Game shows have not only entertained American audiences for decades and been the subject of many a quality Saturday Night Live sketch, they can also be useful educational tools in the classroom. Playing Jeopardy or having a review game in class is an entertaining and low-stakes way for students to test their understanding of topics and identify any gaps to fill before an upcoming exam.

How can we best replicate the lively, competitive atmosphere of a real quiz show in the classroom? In this review we look at both smartphone applications and physical buzzers to take classroom quiz bowls to the next level. For detailed reviews, continue reading. For a simple summary, scroll to the bottom of the page.
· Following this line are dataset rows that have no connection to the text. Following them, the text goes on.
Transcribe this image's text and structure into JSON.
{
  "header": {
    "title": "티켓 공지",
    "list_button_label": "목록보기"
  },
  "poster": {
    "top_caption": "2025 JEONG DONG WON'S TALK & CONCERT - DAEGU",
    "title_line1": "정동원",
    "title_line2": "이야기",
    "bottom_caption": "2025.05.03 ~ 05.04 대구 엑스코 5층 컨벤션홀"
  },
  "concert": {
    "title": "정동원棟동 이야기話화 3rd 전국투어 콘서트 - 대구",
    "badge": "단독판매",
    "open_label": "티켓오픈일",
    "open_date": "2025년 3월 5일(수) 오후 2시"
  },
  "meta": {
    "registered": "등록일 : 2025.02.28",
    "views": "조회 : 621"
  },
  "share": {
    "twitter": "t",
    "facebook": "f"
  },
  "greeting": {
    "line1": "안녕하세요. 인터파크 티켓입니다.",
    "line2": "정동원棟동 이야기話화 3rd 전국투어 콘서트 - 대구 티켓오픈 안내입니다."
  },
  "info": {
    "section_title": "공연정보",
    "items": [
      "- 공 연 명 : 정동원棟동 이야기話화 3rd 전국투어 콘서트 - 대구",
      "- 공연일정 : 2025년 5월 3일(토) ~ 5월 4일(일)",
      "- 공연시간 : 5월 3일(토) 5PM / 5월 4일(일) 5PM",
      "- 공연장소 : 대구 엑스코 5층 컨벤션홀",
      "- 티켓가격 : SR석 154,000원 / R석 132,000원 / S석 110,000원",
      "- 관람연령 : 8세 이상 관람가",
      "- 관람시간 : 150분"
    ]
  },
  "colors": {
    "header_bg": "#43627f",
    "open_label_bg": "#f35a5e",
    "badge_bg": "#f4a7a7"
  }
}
Smartphone Apps

Our current recommendation for a smartphone buzzer app is the Trivia Bowl Buzzer, an app that uses Bluetooth to connect up to 16 Apple devices at a time. A sound and vibration indicate the first person to buzz in, and the “game host,” (the professor overseeing the game) can see on her device the order in which the players have responded.

The Trivia Bowl Buzzer is inexpensive ($3.99 for the game host and free for all other players) and a fun way for people to test their knowledge in the classroom. One drawback is that the app is only available for download on Apple devices (iPhones, iPads, and iPods), excluding Android and non-smartphone users. However, if playing in teams, the game requires only one team representative to have the app downloaded on his device.

Speed Quizzing is a similar buzzer application that unlike the Trivia Bowl Buzzer, is available for both Android and Apple users. This app is free for up to four devices in demo mode, $30 per event for up to 32 devices, but there is a free, six-month educational trial for classroom instructors. Compared with the Trivia Bowl Buzzer, however, Speed Quizzing was more complicated to set up and devices often had difficulty connecting. Because it may require more troubleshooting that may impact already-limited class time, Trivia Bowl Buzzer is our runner-up application.


We looked at several other apps but cannot recommend them because they either had poor reviews or were unable to connect multiple devices wirelessly.

Physical Buzzers

Though smartphone apps are convenient, nothing beats the satisfaction of smacking a red button. Among the multitude of buzzers out there, the following three had solid reviews on Amazon and other sites.


Learning Resources Answer Buzzers is a set of four buzzers costing $15-$20, each with a distinctive sound to distinguish which player responds first. For a few dollars more, instructors can upgrade to buzzers that light up in addition to making a sound. Another version of Learning Resources buzzers allows players to customize their buzzer sound to avoid any potential confusion if there are multiple games being played at the same time.

The Educational Insights Wireless Eggspert 2.4 GHz ($96.79 for wireless, $42.00 for wired) is a system that allows up six players to participate at a time. The Eggspert, aptly named for its egg-shaped buzzer, features two playing options: in the traditional “quiz show” mode, the first person to respond has their buzzer light up. In the “scrambled eggs” mode, the device will randomly choose a student by lighting up their buzzer, making it a good option for professors who enjoy catching students off-guard with a pop quiz.

The Me First v.2. Fun Wireless Game Answer Buzzer System is the most expensive and professional-looking of the physical buzzers, costing $264.95 for a set of four or $439.00 for a set of twelve light-up, wireless “personal answer domes” (P.A.D.s.). Additional P.A.D.s are sold separately and up to 36 people can play at a time, with the first buzzer hit turning green and all others turning red.


We offer no specific recommendation for physical buzzers, but leave it to instructors to pick the one above that best meets their feature needs for the lowest cost.

In Short

Based on our own testing and reading online reviews, the Trivia Bowl Buzzer seems like the simplest, cheapest option. Free for students and $3.99 for the “game host,” it requires no additional hardware other than the players’ phones. The app’s incompatibility with Android devices should not be an issue given that only one Apple device is required when playing in groups. Armed with a good bank of questions, the Trivia Bowl Buzzer, and your best Alex Trebek impression, your next quiz bowl will be one to remember.